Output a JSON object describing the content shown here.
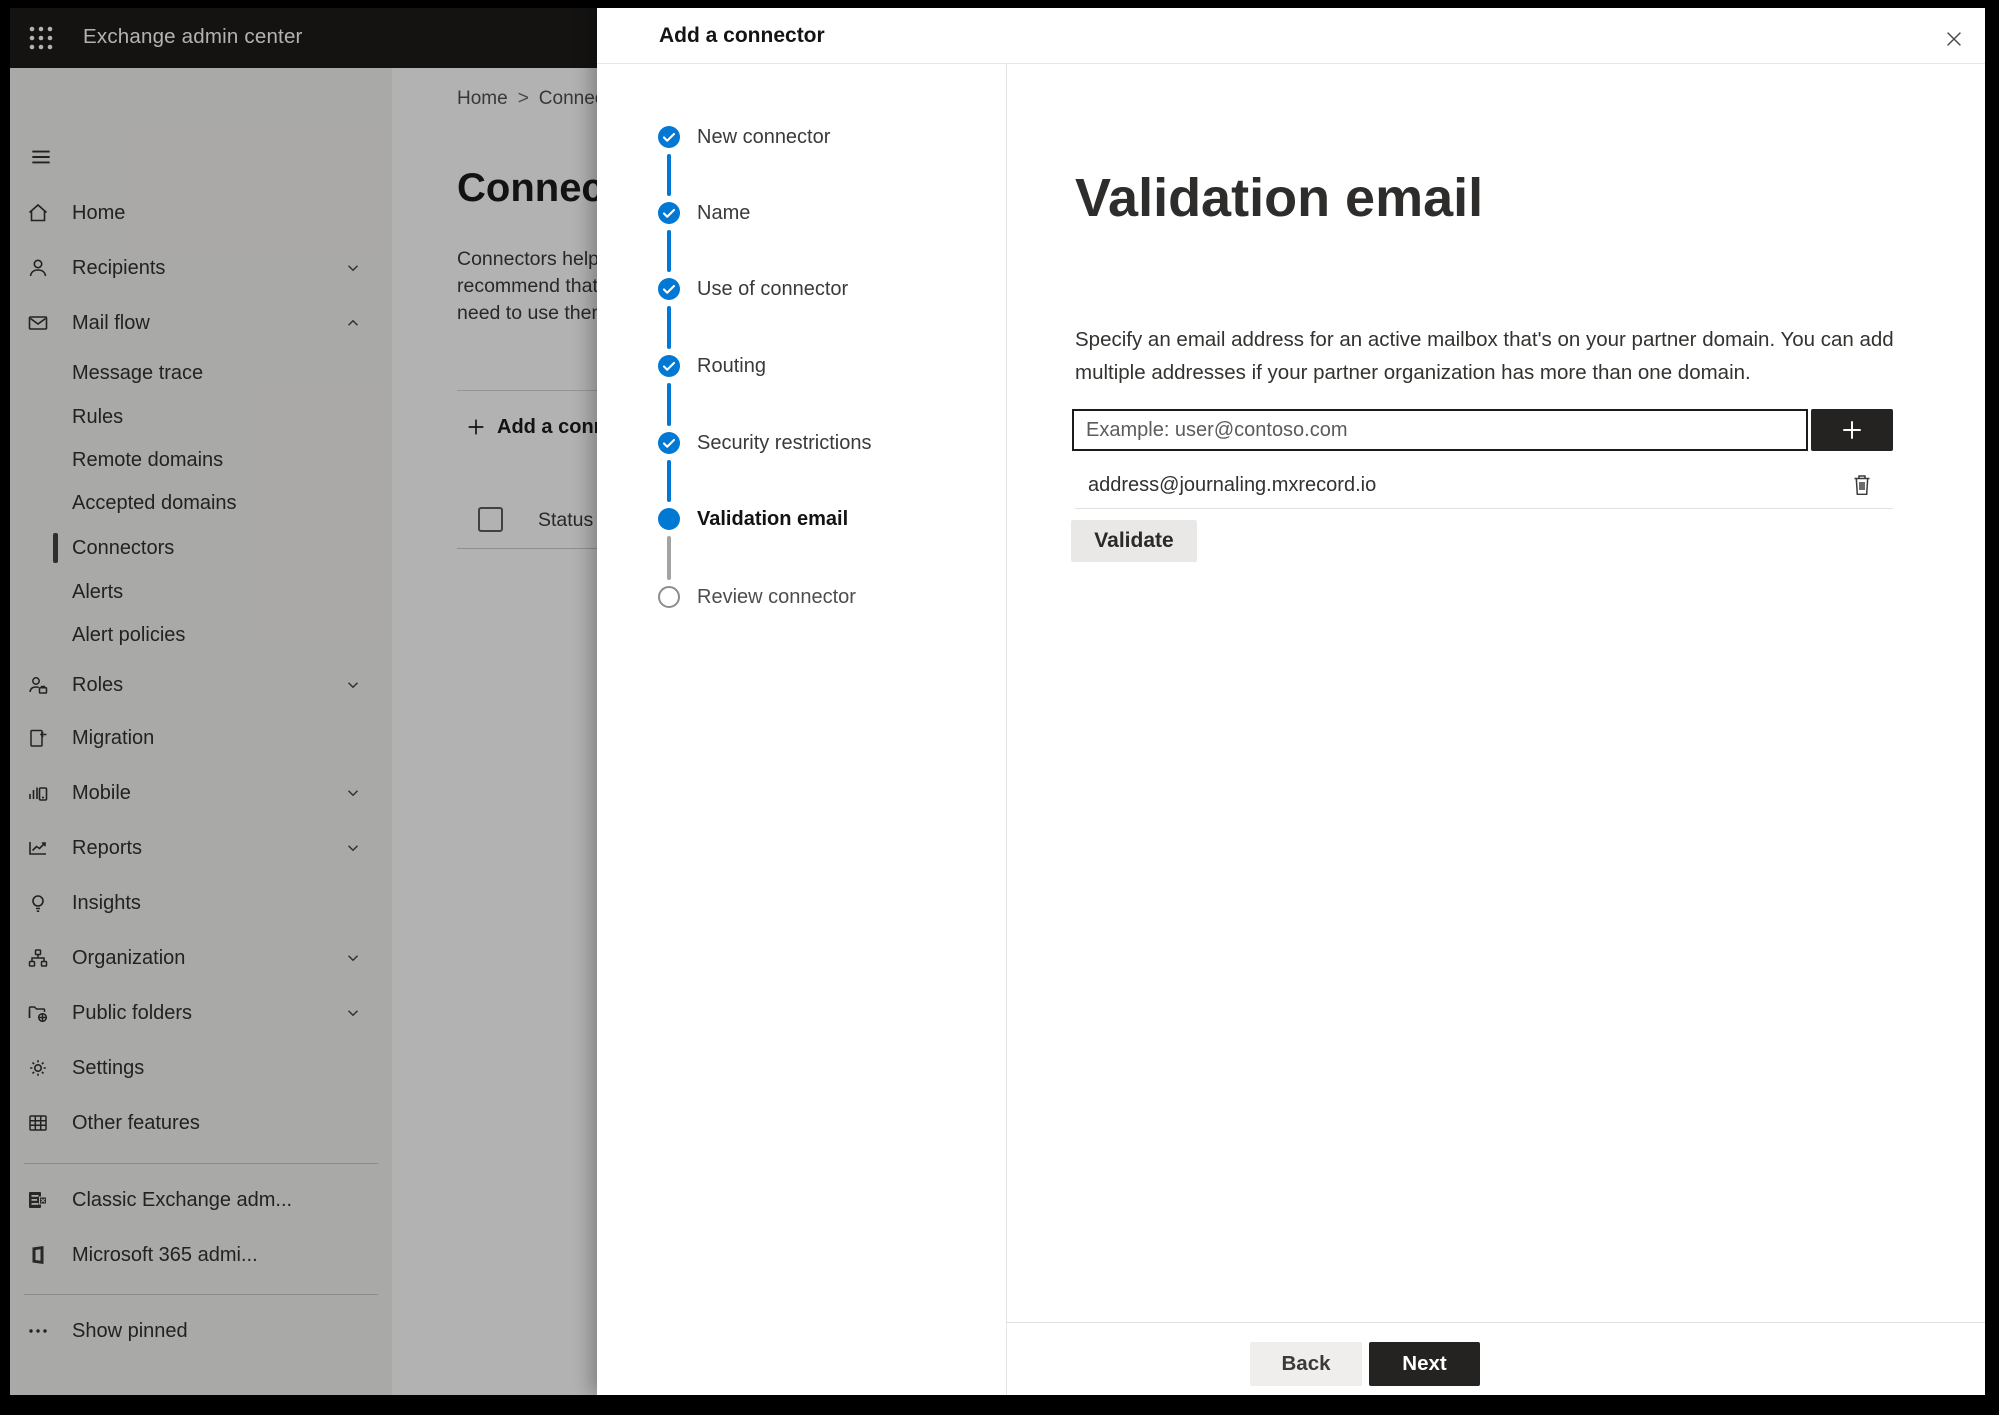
{
  "chrome": {
    "app_title": "Exchange admin center"
  },
  "sidebar": {
    "items": [
      {
        "label": "Home"
      },
      {
        "label": "Recipients"
      },
      {
        "label": "Mail flow"
      },
      {
        "label": "Message trace"
      },
      {
        "label": "Rules"
      },
      {
        "label": "Remote domains"
      },
      {
        "label": "Accepted domains"
      },
      {
        "label": "Connectors"
      },
      {
        "label": "Alerts"
      },
      {
        "label": "Alert policies"
      },
      {
        "label": "Roles"
      },
      {
        "label": "Migration"
      },
      {
        "label": "Mobile"
      },
      {
        "label": "Reports"
      },
      {
        "label": "Insights"
      },
      {
        "label": "Organization"
      },
      {
        "label": "Public folders"
      },
      {
        "label": "Settings"
      },
      {
        "label": "Other features"
      },
      {
        "label": "Classic Exchange adm..."
      },
      {
        "label": "Microsoft 365 admi..."
      },
      {
        "label": "Show pinned"
      }
    ]
  },
  "page": {
    "breadcrumb": {
      "home": "Home",
      "separator": ">",
      "current": "Connectors"
    },
    "title": "Connectors",
    "intro_line1": "Connectors help",
    "intro_line2": "recommend that",
    "intro_line3": "need to use them",
    "add_button": "Add a connector",
    "status_header": "Status"
  },
  "panel": {
    "title": "Add a connector",
    "steps": [
      {
        "label": "New connector",
        "state": "completed"
      },
      {
        "label": "Name",
        "state": "completed"
      },
      {
        "label": "Use of connector",
        "state": "completed"
      },
      {
        "label": "Routing",
        "state": "completed"
      },
      {
        "label": "Security restrictions",
        "state": "completed"
      },
      {
        "label": "Validation email",
        "state": "current"
      },
      {
        "label": "Review connector",
        "state": "upcoming"
      }
    ],
    "content": {
      "heading": "Validation email",
      "description_line1": "Specify an email address for an active mailbox that's on your partner domain. You can add",
      "description_line2": "multiple addresses if your partner organization has more than one domain.",
      "input_placeholder": "Example: user@contoso.com",
      "added_address": "address@journaling.mxrecord.io",
      "validate_label": "Validate"
    },
    "footer": {
      "back_label": "Back",
      "next_label": "Next"
    }
  },
  "colors": {
    "accent": "#0078d4",
    "topbar": "#1d1c1b",
    "sidebar_bg": "#f3f2f1",
    "dark_button": "#252321"
  }
}
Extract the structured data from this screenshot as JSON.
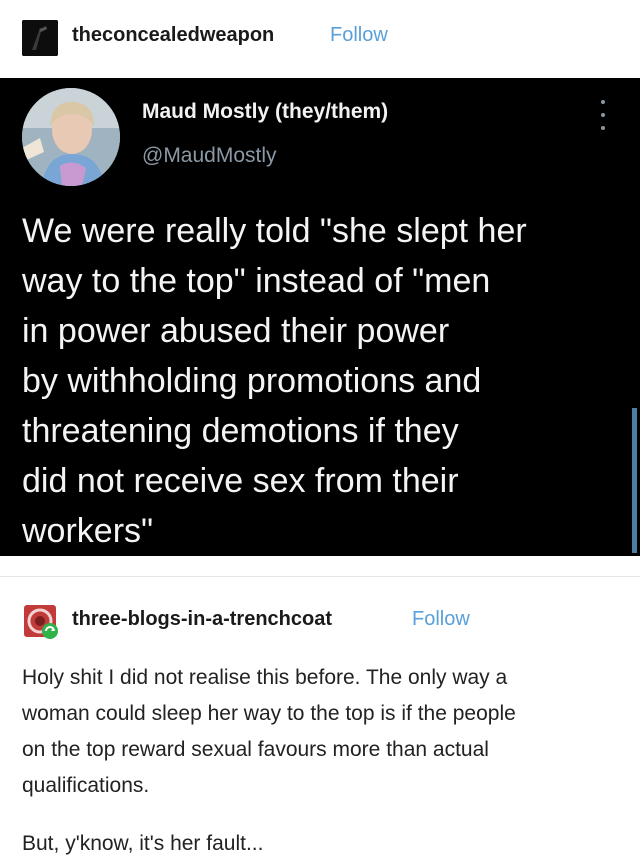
{
  "post_header": {
    "username": "theconcealedweapon",
    "follow_label": "Follow"
  },
  "tweet": {
    "display_name": "Maud Mostly (they/them)",
    "handle": "@MaudMostly",
    "text_lines": [
      "We were really told \"she slept her",
      "way to the top\" instead of \"men",
      "in power abused their power",
      "by withholding promotions and",
      "threatening demotions if they",
      "did not receive sex from their",
      "workers\""
    ]
  },
  "reblog": {
    "username": "three-blogs-in-a-trenchcoat",
    "follow_label": "Follow",
    "paragraph1_lines": [
      "Holy shit I did not realise this before. The only way a",
      "woman could sleep her way to the top is if the people",
      "on the top reward sexual favours more than actual",
      "qualifications."
    ],
    "paragraph2": "But, y'know, it's her fault..."
  },
  "colors": {
    "follow_link": "#5aa0d8",
    "tweet_background": "#000000",
    "handle_gray": "#8b98a5"
  }
}
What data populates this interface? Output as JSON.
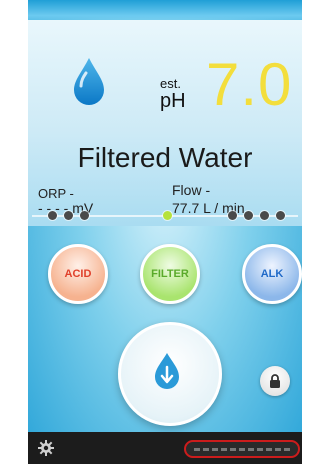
{
  "reading": {
    "est_label": "est.",
    "ph_label": "pH",
    "ph_value": "7.0"
  },
  "mode_title": "Filtered Water",
  "orp": {
    "label": "ORP -",
    "value": "- - - - mV"
  },
  "flow": {
    "label": "Flow -",
    "value": "77.7   L / min"
  },
  "level_indicator": {
    "total": 8,
    "active_index": 3
  },
  "modes": {
    "acid": "ACID",
    "filter": "FILTER",
    "alk": "ALK"
  },
  "icons": {
    "water": "water-drop-icon",
    "dispense": "dispense-drop-icon",
    "lock": "lock-icon",
    "settings": "gear-icon"
  },
  "colors": {
    "ph_value": "#f3de3c",
    "acid": "#e0402a",
    "filter": "#5aaa2a",
    "alk": "#1f69c8",
    "active_dot": "#b6e23c",
    "status_outline": "#cc1c1c"
  }
}
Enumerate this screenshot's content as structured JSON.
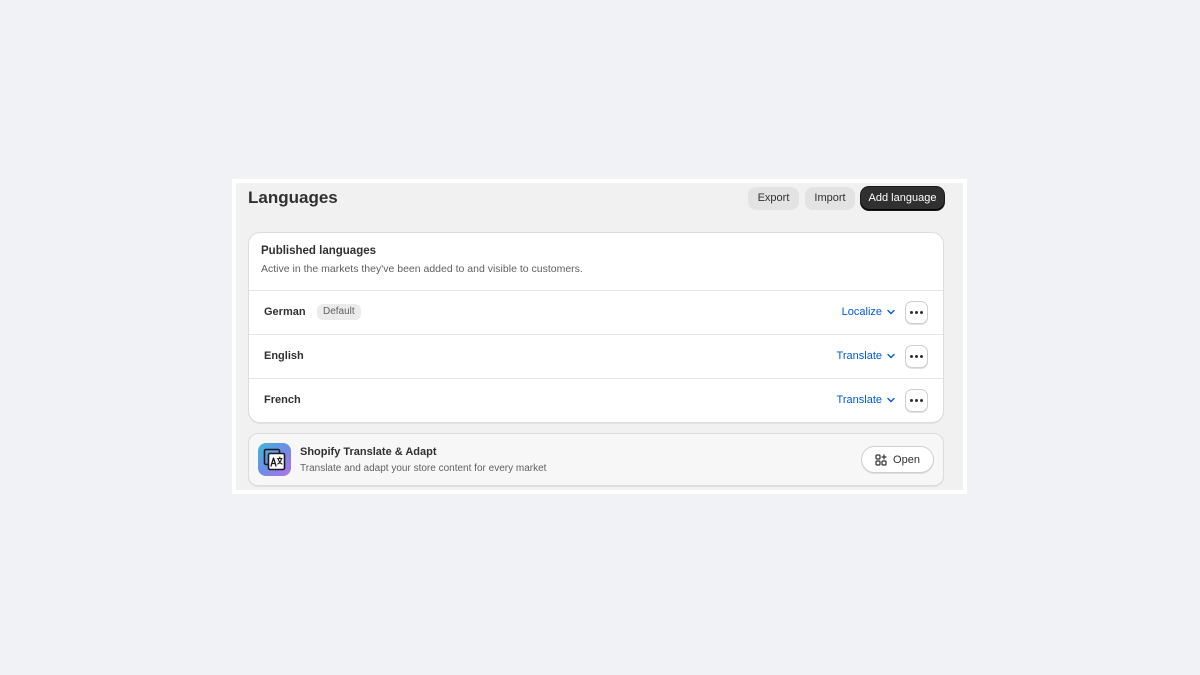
{
  "header": {
    "title": "Languages",
    "export_label": "Export",
    "import_label": "Import",
    "add_label": "Add language"
  },
  "published": {
    "title": "Published languages",
    "subtitle": "Active in the markets they've been added to and visible to customers.",
    "languages": [
      {
        "name": "German",
        "badge": "Default",
        "action": "Localize"
      },
      {
        "name": "English",
        "badge": "",
        "action": "Translate"
      },
      {
        "name": "French",
        "badge": "",
        "action": "Translate"
      }
    ]
  },
  "app": {
    "title": "Shopify Translate & Adapt",
    "subtitle": "Translate and adapt your store content for every market",
    "open_label": "Open",
    "icon": "translate-app-icon"
  },
  "colors": {
    "link": "#005bd3",
    "primary": "#303030",
    "background": "#f1f2f6"
  }
}
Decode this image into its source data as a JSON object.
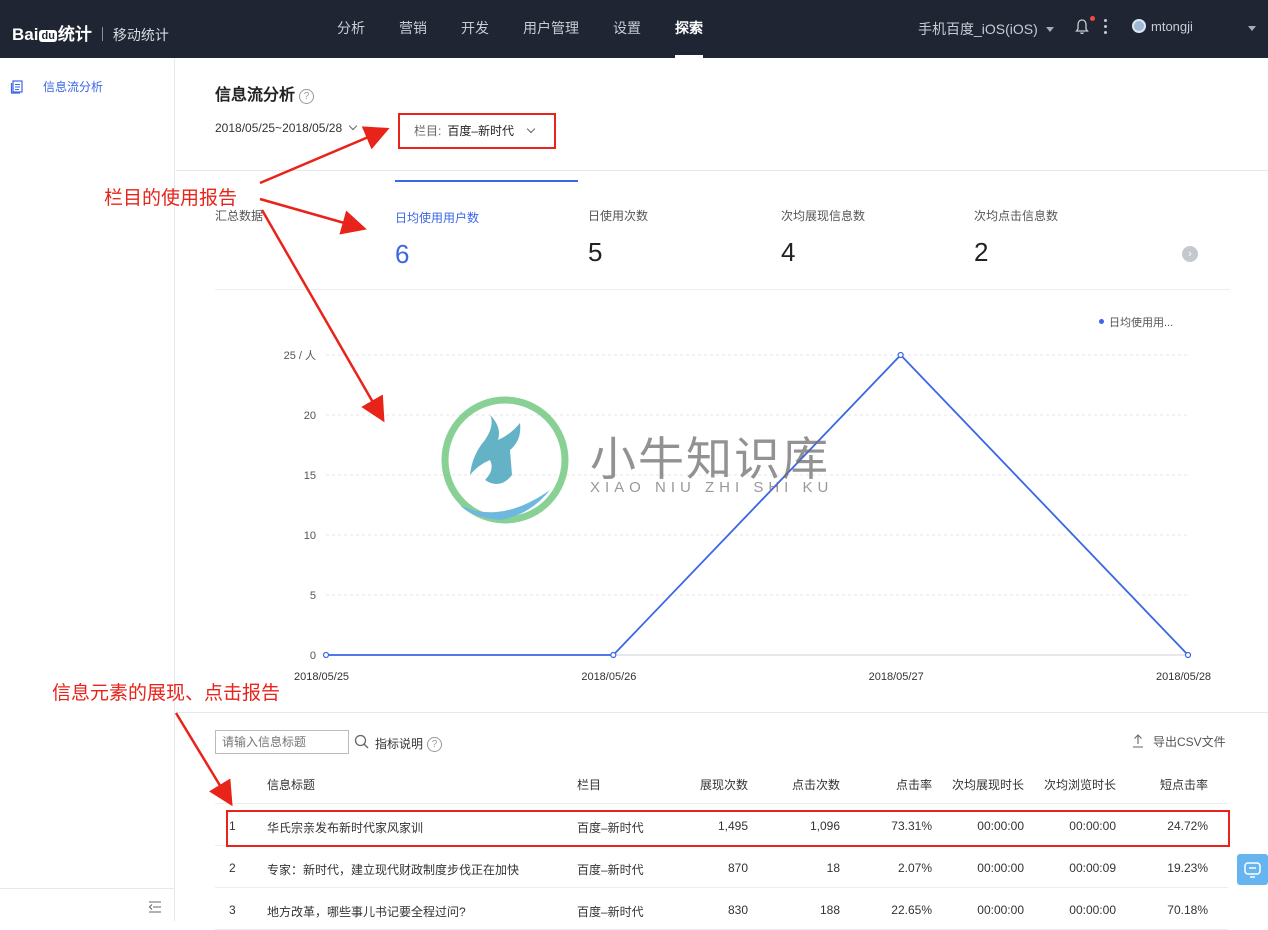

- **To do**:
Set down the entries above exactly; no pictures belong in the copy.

- **Reply to the task**:
Output a JSON object describing the content shown here.
{
  "chrome": {
    "app_title": "Exchange admin center"
  },
  "sidebar": {
    "items": [
      {
        "label": "Home"
      },
      {
        "label": "Recipients"
      },
      {
        "label": "Mail flow"
      },
      {
        "label": "Message trace"
      },
      {
        "label": "Rules"
      },
      {
        "label": "Remote domains"
      },
      {
        "label": "Accepted domains"
      },
      {
        "label": "Connectors"
      },
      {
        "label": "Alerts"
      },
      {
        "label": "Alert policies"
      },
      {
        "label": "Roles"
      },
      {
        "label": "Migration"
      },
      {
        "label": "Mobile"
      },
      {
        "label": "Reports"
      },
      {
        "label": "Insights"
      },
      {
        "label": "Organization"
      },
      {
        "label": "Public folders"
      },
      {
        "label": "Settings"
      },
      {
        "label": "Other features"
      },
      {
        "label": "Classic Exchange adm..."
      },
      {
        "label": "Microsoft 365 admi..."
      },
      {
        "label": "Show pinned"
      }
    ]
  },
  "page": {
    "breadcrumb": {
      "home": "Home",
      "separator": ">",
      "current": "Connectors"
    },
    "title": "Connectors",
    "intro_line1": "Connectors help",
    "intro_line2": "recommend that",
    "intro_line3": "need to use them",
    "add_button": "Add a connector",
    "status_header": "Status"
  },
  "panel": {
    "title": "Add a connector",
    "steps": [
      {
        "label": "New connector",
        "state": "completed"
      },
      {
        "label": "Name",
        "state": "completed"
      },
      {
        "label": "Use of connector",
        "state": "completed"
      },
      {
        "label": "Routing",
        "state": "completed"
      },
      {
        "label": "Security restrictions",
        "state": "completed"
      },
      {
        "label": "Validation email",
        "state": "current"
      },
      {
        "label": "Review connector",
        "state": "upcoming"
      }
    ],
    "content": {
      "heading": "Validation email",
      "description_line1": "Specify an email address for an active mailbox that's on your partner domain. You can add",
      "description_line2": "multiple addresses if your partner organization has more than one domain.",
      "input_placeholder": "Example: user@contoso.com",
      "added_address": "address@journaling.mxrecord.io",
      "validate_label": "Validate"
    },
    "footer": {
      "back_label": "Back",
      "next_label": "Next"
    }
  },
  "colors": {
    "accent": "#0078d4",
    "topbar": "#1d1c1b",
    "sidebar_bg": "#f3f2f1",
    "dark_button": "#252321"
  }
}
Extract the structured data from this screenshot as JSON.
{
  "post_header": {
    "username": "theconcealedweapon",
    "follow_label": "Follow"
  },
  "tweet": {
    "display_name": "Maud Mostly (they/them)",
    "handle": "@MaudMostly",
    "text_lines": [
      "We were really told \"she slept her",
      "way to the top\" instead of \"men",
      "in power abused their power",
      "by withholding promotions and",
      "threatening demotions if they",
      "did not receive sex from their",
      "workers\""
    ]
  },
  "reblog": {
    "username": "three-blogs-in-a-trenchcoat",
    "follow_label": "Follow",
    "paragraph1_lines": [
      "Holy shit I did not realise this before. The only way a",
      "woman could sleep her way to the top is if the people",
      "on the top reward sexual favours more than actual",
      "qualifications."
    ],
    "paragraph2": "But, y'know, it's her fault..."
  },
  "colors": {
    "follow_link": "#5aa0d8",
    "tweet_background": "#000000",
    "handle_gray": "#8b98a5"
  }
}
What data populates this interface? Output as JSON.
{
  "reading": {
    "est_label": "est.",
    "ph_label": "pH",
    "ph_value": "7.0"
  },
  "mode_title": "Filtered Water",
  "orp": {
    "label": "ORP -",
    "value": "- - - - mV"
  },
  "flow": {
    "label": "Flow -",
    "value": "77.7   L / min"
  },
  "level_indicator": {
    "total": 8,
    "active_index": 3
  },
  "modes": {
    "acid": "ACID",
    "filter": "FILTER",
    "alk": "ALK"
  },
  "icons": {
    "water": "water-drop-icon",
    "dispense": "dispense-drop-icon",
    "lock": "lock-icon",
    "settings": "gear-icon"
  },
  "colors": {
    "ph_value": "#f3de3c",
    "acid": "#e0402a",
    "filter": "#5aaa2a",
    "alk": "#1f69c8",
    "active_dot": "#b6e23c",
    "status_outline": "#cc1c1c"
  }
}
Enumerate this screenshot's content as structured JSON.
{
  "header": {
    "title": "Languages",
    "export_label": "Export",
    "import_label": "Import",
    "add_label": "Add language"
  },
  "published": {
    "title": "Published languages",
    "subtitle": "Active in the markets they've been added to and visible to customers.",
    "languages": [
      {
        "name": "German",
        "badge": "Default",
        "action": "Localize"
      },
      {
        "name": "English",
        "badge": "",
        "action": "Translate"
      },
      {
        "name": "French",
        "badge": "",
        "action": "Translate"
      }
    ]
  },
  "app": {
    "title": "Shopify Translate & Adapt",
    "subtitle": "Translate and adapt your store content for every market",
    "open_label": "Open",
    "icon": "translate-app-icon"
  },
  "colors": {
    "link": "#005bd3",
    "primary": "#303030",
    "background": "#f1f2f6"
  }
}
Decode this image into its source data as a JSON object.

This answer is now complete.